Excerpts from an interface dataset
BEGIN
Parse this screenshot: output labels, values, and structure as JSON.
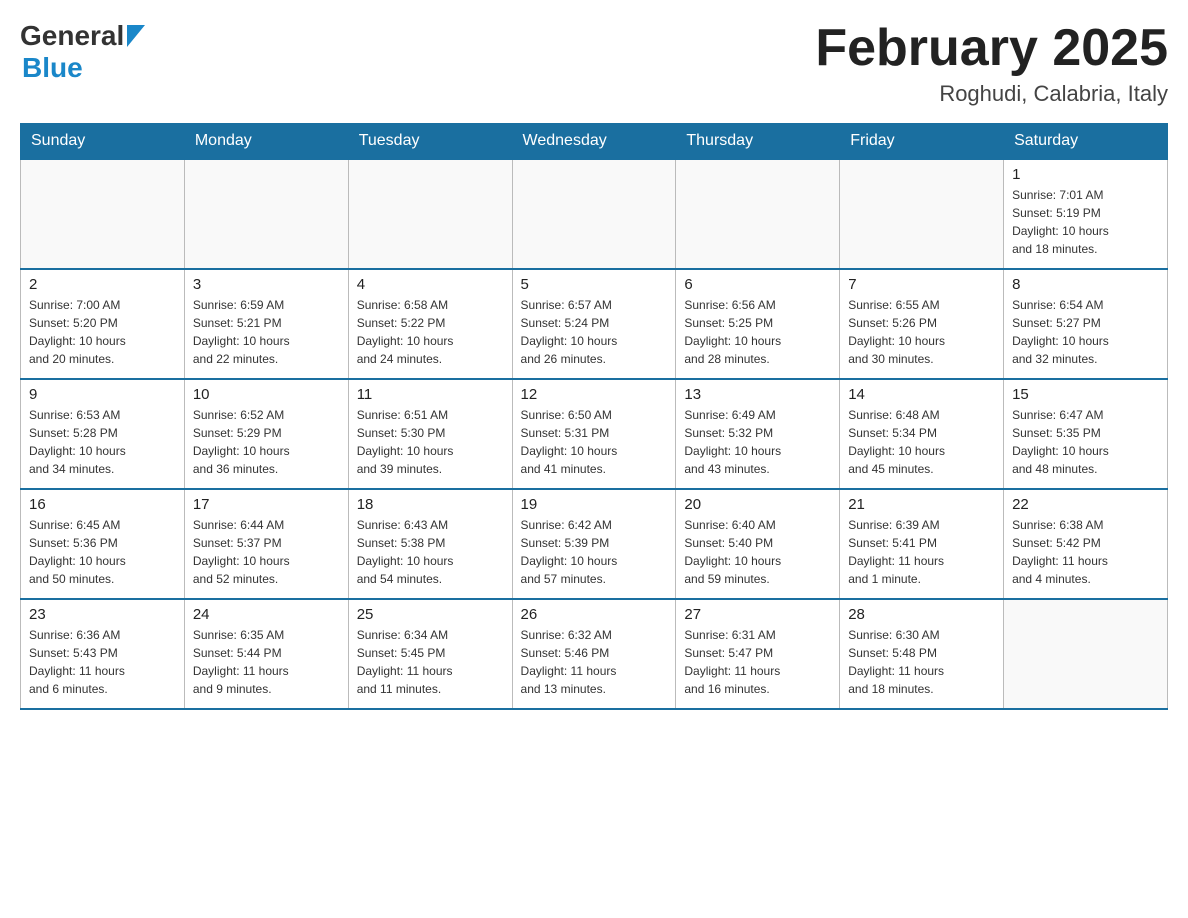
{
  "header": {
    "logo_general": "General",
    "logo_blue": "Blue",
    "month_title": "February 2025",
    "location": "Roghudi, Calabria, Italy"
  },
  "weekdays": [
    "Sunday",
    "Monday",
    "Tuesday",
    "Wednesday",
    "Thursday",
    "Friday",
    "Saturday"
  ],
  "weeks": [
    [
      {
        "day": "",
        "info": ""
      },
      {
        "day": "",
        "info": ""
      },
      {
        "day": "",
        "info": ""
      },
      {
        "day": "",
        "info": ""
      },
      {
        "day": "",
        "info": ""
      },
      {
        "day": "",
        "info": ""
      },
      {
        "day": "1",
        "info": "Sunrise: 7:01 AM\nSunset: 5:19 PM\nDaylight: 10 hours\nand 18 minutes."
      }
    ],
    [
      {
        "day": "2",
        "info": "Sunrise: 7:00 AM\nSunset: 5:20 PM\nDaylight: 10 hours\nand 20 minutes."
      },
      {
        "day": "3",
        "info": "Sunrise: 6:59 AM\nSunset: 5:21 PM\nDaylight: 10 hours\nand 22 minutes."
      },
      {
        "day": "4",
        "info": "Sunrise: 6:58 AM\nSunset: 5:22 PM\nDaylight: 10 hours\nand 24 minutes."
      },
      {
        "day": "5",
        "info": "Sunrise: 6:57 AM\nSunset: 5:24 PM\nDaylight: 10 hours\nand 26 minutes."
      },
      {
        "day": "6",
        "info": "Sunrise: 6:56 AM\nSunset: 5:25 PM\nDaylight: 10 hours\nand 28 minutes."
      },
      {
        "day": "7",
        "info": "Sunrise: 6:55 AM\nSunset: 5:26 PM\nDaylight: 10 hours\nand 30 minutes."
      },
      {
        "day": "8",
        "info": "Sunrise: 6:54 AM\nSunset: 5:27 PM\nDaylight: 10 hours\nand 32 minutes."
      }
    ],
    [
      {
        "day": "9",
        "info": "Sunrise: 6:53 AM\nSunset: 5:28 PM\nDaylight: 10 hours\nand 34 minutes."
      },
      {
        "day": "10",
        "info": "Sunrise: 6:52 AM\nSunset: 5:29 PM\nDaylight: 10 hours\nand 36 minutes."
      },
      {
        "day": "11",
        "info": "Sunrise: 6:51 AM\nSunset: 5:30 PM\nDaylight: 10 hours\nand 39 minutes."
      },
      {
        "day": "12",
        "info": "Sunrise: 6:50 AM\nSunset: 5:31 PM\nDaylight: 10 hours\nand 41 minutes."
      },
      {
        "day": "13",
        "info": "Sunrise: 6:49 AM\nSunset: 5:32 PM\nDaylight: 10 hours\nand 43 minutes."
      },
      {
        "day": "14",
        "info": "Sunrise: 6:48 AM\nSunset: 5:34 PM\nDaylight: 10 hours\nand 45 minutes."
      },
      {
        "day": "15",
        "info": "Sunrise: 6:47 AM\nSunset: 5:35 PM\nDaylight: 10 hours\nand 48 minutes."
      }
    ],
    [
      {
        "day": "16",
        "info": "Sunrise: 6:45 AM\nSunset: 5:36 PM\nDaylight: 10 hours\nand 50 minutes."
      },
      {
        "day": "17",
        "info": "Sunrise: 6:44 AM\nSunset: 5:37 PM\nDaylight: 10 hours\nand 52 minutes."
      },
      {
        "day": "18",
        "info": "Sunrise: 6:43 AM\nSunset: 5:38 PM\nDaylight: 10 hours\nand 54 minutes."
      },
      {
        "day": "19",
        "info": "Sunrise: 6:42 AM\nSunset: 5:39 PM\nDaylight: 10 hours\nand 57 minutes."
      },
      {
        "day": "20",
        "info": "Sunrise: 6:40 AM\nSunset: 5:40 PM\nDaylight: 10 hours\nand 59 minutes."
      },
      {
        "day": "21",
        "info": "Sunrise: 6:39 AM\nSunset: 5:41 PM\nDaylight: 11 hours\nand 1 minute."
      },
      {
        "day": "22",
        "info": "Sunrise: 6:38 AM\nSunset: 5:42 PM\nDaylight: 11 hours\nand 4 minutes."
      }
    ],
    [
      {
        "day": "23",
        "info": "Sunrise: 6:36 AM\nSunset: 5:43 PM\nDaylight: 11 hours\nand 6 minutes."
      },
      {
        "day": "24",
        "info": "Sunrise: 6:35 AM\nSunset: 5:44 PM\nDaylight: 11 hours\nand 9 minutes."
      },
      {
        "day": "25",
        "info": "Sunrise: 6:34 AM\nSunset: 5:45 PM\nDaylight: 11 hours\nand 11 minutes."
      },
      {
        "day": "26",
        "info": "Sunrise: 6:32 AM\nSunset: 5:46 PM\nDaylight: 11 hours\nand 13 minutes."
      },
      {
        "day": "27",
        "info": "Sunrise: 6:31 AM\nSunset: 5:47 PM\nDaylight: 11 hours\nand 16 minutes."
      },
      {
        "day": "28",
        "info": "Sunrise: 6:30 AM\nSunset: 5:48 PM\nDaylight: 11 hours\nand 18 minutes."
      },
      {
        "day": "",
        "info": ""
      }
    ]
  ]
}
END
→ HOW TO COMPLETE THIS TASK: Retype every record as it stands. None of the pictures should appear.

→ ANSWER TO THE EXERCISE:
Parse this screenshot: output labels, values, and structure as JSON.
{
  "header": {
    "logo_general": "General",
    "logo_blue": "Blue",
    "month_title": "February 2025",
    "location": "Roghudi, Calabria, Italy"
  },
  "weekdays": [
    "Sunday",
    "Monday",
    "Tuesday",
    "Wednesday",
    "Thursday",
    "Friday",
    "Saturday"
  ],
  "weeks": [
    [
      {
        "day": "",
        "info": ""
      },
      {
        "day": "",
        "info": ""
      },
      {
        "day": "",
        "info": ""
      },
      {
        "day": "",
        "info": ""
      },
      {
        "day": "",
        "info": ""
      },
      {
        "day": "",
        "info": ""
      },
      {
        "day": "1",
        "info": "Sunrise: 7:01 AM\nSunset: 5:19 PM\nDaylight: 10 hours\nand 18 minutes."
      }
    ],
    [
      {
        "day": "2",
        "info": "Sunrise: 7:00 AM\nSunset: 5:20 PM\nDaylight: 10 hours\nand 20 minutes."
      },
      {
        "day": "3",
        "info": "Sunrise: 6:59 AM\nSunset: 5:21 PM\nDaylight: 10 hours\nand 22 minutes."
      },
      {
        "day": "4",
        "info": "Sunrise: 6:58 AM\nSunset: 5:22 PM\nDaylight: 10 hours\nand 24 minutes."
      },
      {
        "day": "5",
        "info": "Sunrise: 6:57 AM\nSunset: 5:24 PM\nDaylight: 10 hours\nand 26 minutes."
      },
      {
        "day": "6",
        "info": "Sunrise: 6:56 AM\nSunset: 5:25 PM\nDaylight: 10 hours\nand 28 minutes."
      },
      {
        "day": "7",
        "info": "Sunrise: 6:55 AM\nSunset: 5:26 PM\nDaylight: 10 hours\nand 30 minutes."
      },
      {
        "day": "8",
        "info": "Sunrise: 6:54 AM\nSunset: 5:27 PM\nDaylight: 10 hours\nand 32 minutes."
      }
    ],
    [
      {
        "day": "9",
        "info": "Sunrise: 6:53 AM\nSunset: 5:28 PM\nDaylight: 10 hours\nand 34 minutes."
      },
      {
        "day": "10",
        "info": "Sunrise: 6:52 AM\nSunset: 5:29 PM\nDaylight: 10 hours\nand 36 minutes."
      },
      {
        "day": "11",
        "info": "Sunrise: 6:51 AM\nSunset: 5:30 PM\nDaylight: 10 hours\nand 39 minutes."
      },
      {
        "day": "12",
        "info": "Sunrise: 6:50 AM\nSunset: 5:31 PM\nDaylight: 10 hours\nand 41 minutes."
      },
      {
        "day": "13",
        "info": "Sunrise: 6:49 AM\nSunset: 5:32 PM\nDaylight: 10 hours\nand 43 minutes."
      },
      {
        "day": "14",
        "info": "Sunrise: 6:48 AM\nSunset: 5:34 PM\nDaylight: 10 hours\nand 45 minutes."
      },
      {
        "day": "15",
        "info": "Sunrise: 6:47 AM\nSunset: 5:35 PM\nDaylight: 10 hours\nand 48 minutes."
      }
    ],
    [
      {
        "day": "16",
        "info": "Sunrise: 6:45 AM\nSunset: 5:36 PM\nDaylight: 10 hours\nand 50 minutes."
      },
      {
        "day": "17",
        "info": "Sunrise: 6:44 AM\nSunset: 5:37 PM\nDaylight: 10 hours\nand 52 minutes."
      },
      {
        "day": "18",
        "info": "Sunrise: 6:43 AM\nSunset: 5:38 PM\nDaylight: 10 hours\nand 54 minutes."
      },
      {
        "day": "19",
        "info": "Sunrise: 6:42 AM\nSunset: 5:39 PM\nDaylight: 10 hours\nand 57 minutes."
      },
      {
        "day": "20",
        "info": "Sunrise: 6:40 AM\nSunset: 5:40 PM\nDaylight: 10 hours\nand 59 minutes."
      },
      {
        "day": "21",
        "info": "Sunrise: 6:39 AM\nSunset: 5:41 PM\nDaylight: 11 hours\nand 1 minute."
      },
      {
        "day": "22",
        "info": "Sunrise: 6:38 AM\nSunset: 5:42 PM\nDaylight: 11 hours\nand 4 minutes."
      }
    ],
    [
      {
        "day": "23",
        "info": "Sunrise: 6:36 AM\nSunset: 5:43 PM\nDaylight: 11 hours\nand 6 minutes."
      },
      {
        "day": "24",
        "info": "Sunrise: 6:35 AM\nSunset: 5:44 PM\nDaylight: 11 hours\nand 9 minutes."
      },
      {
        "day": "25",
        "info": "Sunrise: 6:34 AM\nSunset: 5:45 PM\nDaylight: 11 hours\nand 11 minutes."
      },
      {
        "day": "26",
        "info": "Sunrise: 6:32 AM\nSunset: 5:46 PM\nDaylight: 11 hours\nand 13 minutes."
      },
      {
        "day": "27",
        "info": "Sunrise: 6:31 AM\nSunset: 5:47 PM\nDaylight: 11 hours\nand 16 minutes."
      },
      {
        "day": "28",
        "info": "Sunrise: 6:30 AM\nSunset: 5:48 PM\nDaylight: 11 hours\nand 18 minutes."
      },
      {
        "day": "",
        "info": ""
      }
    ]
  ]
}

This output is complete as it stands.